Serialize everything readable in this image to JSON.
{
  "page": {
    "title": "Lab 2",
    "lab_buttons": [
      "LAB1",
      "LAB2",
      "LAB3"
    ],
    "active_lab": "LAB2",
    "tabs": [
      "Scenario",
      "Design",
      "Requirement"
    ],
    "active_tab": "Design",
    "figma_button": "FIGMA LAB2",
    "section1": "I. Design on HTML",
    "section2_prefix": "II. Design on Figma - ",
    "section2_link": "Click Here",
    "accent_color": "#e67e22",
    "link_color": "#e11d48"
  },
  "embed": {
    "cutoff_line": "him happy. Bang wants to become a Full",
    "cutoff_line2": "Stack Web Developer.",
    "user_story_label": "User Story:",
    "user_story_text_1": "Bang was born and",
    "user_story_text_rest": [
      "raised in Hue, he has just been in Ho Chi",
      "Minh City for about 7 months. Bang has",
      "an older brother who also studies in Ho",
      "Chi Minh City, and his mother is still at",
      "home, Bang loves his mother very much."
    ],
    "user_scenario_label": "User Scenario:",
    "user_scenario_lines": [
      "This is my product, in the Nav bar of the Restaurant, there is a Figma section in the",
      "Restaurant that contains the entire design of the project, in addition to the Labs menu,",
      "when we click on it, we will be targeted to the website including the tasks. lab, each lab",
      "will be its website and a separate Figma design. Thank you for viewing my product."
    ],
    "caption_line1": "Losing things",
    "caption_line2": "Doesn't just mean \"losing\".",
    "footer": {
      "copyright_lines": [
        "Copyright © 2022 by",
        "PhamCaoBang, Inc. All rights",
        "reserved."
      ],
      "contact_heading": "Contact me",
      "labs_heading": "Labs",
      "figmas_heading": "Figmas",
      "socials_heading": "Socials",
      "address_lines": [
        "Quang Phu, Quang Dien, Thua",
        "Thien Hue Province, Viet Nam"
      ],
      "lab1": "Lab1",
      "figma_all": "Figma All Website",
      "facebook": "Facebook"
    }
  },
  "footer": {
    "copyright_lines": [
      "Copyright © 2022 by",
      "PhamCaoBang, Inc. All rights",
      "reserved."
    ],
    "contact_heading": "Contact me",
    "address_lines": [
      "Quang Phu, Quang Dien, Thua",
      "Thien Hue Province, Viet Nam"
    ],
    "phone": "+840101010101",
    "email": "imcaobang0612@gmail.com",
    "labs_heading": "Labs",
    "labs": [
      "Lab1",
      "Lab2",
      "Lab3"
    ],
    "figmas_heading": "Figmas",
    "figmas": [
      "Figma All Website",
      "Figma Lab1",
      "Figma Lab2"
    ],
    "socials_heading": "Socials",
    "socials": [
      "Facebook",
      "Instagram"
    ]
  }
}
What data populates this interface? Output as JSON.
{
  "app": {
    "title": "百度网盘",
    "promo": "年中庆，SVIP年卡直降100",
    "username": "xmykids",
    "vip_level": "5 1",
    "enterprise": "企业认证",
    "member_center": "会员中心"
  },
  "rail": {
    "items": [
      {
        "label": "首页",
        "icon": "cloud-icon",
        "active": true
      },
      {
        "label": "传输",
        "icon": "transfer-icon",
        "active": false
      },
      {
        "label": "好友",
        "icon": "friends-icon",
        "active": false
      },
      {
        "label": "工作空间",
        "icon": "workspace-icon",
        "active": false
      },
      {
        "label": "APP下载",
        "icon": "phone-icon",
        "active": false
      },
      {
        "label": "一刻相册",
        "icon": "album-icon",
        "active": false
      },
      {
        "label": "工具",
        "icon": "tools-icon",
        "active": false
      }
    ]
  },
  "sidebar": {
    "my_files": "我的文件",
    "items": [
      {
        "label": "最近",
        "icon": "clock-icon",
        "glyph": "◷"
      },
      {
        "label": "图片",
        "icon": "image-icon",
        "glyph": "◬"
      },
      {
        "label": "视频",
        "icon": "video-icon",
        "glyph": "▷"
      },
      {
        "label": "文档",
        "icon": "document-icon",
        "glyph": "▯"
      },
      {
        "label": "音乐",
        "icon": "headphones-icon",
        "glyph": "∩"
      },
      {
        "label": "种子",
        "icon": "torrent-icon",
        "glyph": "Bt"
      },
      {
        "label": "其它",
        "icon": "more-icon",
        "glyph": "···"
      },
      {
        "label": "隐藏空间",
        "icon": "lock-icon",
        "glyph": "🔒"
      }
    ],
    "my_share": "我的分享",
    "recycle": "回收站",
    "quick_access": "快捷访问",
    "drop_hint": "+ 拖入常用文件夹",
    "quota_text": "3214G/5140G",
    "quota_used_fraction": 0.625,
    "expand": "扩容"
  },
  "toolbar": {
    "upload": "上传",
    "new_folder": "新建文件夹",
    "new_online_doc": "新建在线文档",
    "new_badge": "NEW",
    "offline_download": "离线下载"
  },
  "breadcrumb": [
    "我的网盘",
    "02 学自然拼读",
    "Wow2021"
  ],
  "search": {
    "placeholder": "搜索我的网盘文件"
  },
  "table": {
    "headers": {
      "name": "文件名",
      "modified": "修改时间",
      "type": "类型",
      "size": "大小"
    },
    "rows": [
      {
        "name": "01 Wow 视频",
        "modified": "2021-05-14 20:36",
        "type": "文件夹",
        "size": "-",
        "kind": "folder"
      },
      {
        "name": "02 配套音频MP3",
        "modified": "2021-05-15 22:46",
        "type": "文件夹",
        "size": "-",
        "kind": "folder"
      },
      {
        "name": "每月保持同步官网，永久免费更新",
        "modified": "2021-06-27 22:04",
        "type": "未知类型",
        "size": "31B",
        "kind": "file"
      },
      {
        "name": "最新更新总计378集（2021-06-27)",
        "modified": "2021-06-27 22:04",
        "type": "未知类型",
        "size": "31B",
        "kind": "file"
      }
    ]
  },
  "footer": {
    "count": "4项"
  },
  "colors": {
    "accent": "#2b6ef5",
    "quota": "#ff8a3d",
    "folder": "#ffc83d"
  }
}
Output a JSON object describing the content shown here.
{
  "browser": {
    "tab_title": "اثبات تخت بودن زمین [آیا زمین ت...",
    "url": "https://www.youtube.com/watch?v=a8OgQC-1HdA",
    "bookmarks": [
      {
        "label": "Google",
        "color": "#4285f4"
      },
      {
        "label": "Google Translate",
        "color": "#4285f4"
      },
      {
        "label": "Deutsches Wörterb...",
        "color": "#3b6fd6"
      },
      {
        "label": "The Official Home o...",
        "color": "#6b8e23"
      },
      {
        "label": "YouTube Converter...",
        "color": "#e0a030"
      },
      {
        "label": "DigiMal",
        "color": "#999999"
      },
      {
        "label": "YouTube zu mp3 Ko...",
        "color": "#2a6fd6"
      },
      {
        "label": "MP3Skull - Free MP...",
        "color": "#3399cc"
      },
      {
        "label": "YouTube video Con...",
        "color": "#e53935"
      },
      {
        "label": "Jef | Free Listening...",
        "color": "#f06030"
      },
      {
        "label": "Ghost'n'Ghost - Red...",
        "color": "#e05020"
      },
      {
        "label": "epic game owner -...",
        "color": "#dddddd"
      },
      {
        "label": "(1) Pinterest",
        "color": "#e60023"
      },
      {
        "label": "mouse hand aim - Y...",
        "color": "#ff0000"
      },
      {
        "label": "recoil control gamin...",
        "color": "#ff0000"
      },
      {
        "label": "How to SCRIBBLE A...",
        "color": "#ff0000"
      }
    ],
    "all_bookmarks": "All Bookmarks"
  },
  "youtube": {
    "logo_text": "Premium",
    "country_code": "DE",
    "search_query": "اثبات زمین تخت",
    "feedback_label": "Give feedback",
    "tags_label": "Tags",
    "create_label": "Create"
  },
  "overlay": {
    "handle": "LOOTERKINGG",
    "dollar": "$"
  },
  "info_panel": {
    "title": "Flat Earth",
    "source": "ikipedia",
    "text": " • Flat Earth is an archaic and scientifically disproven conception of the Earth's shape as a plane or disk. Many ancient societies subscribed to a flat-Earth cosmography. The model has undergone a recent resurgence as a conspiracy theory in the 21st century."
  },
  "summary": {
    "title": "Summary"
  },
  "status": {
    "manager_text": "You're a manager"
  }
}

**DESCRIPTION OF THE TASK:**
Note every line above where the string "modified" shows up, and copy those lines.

**SOLUTION TO THE EXERCISE:**
      "modified": "修改时间",
        "modified": "2021-05-14 20:36",
        "modified": "2021-05-15 22:46",
        "modified": "2021-06-27 22:04",
        "modified": "2021-06-27 22:04",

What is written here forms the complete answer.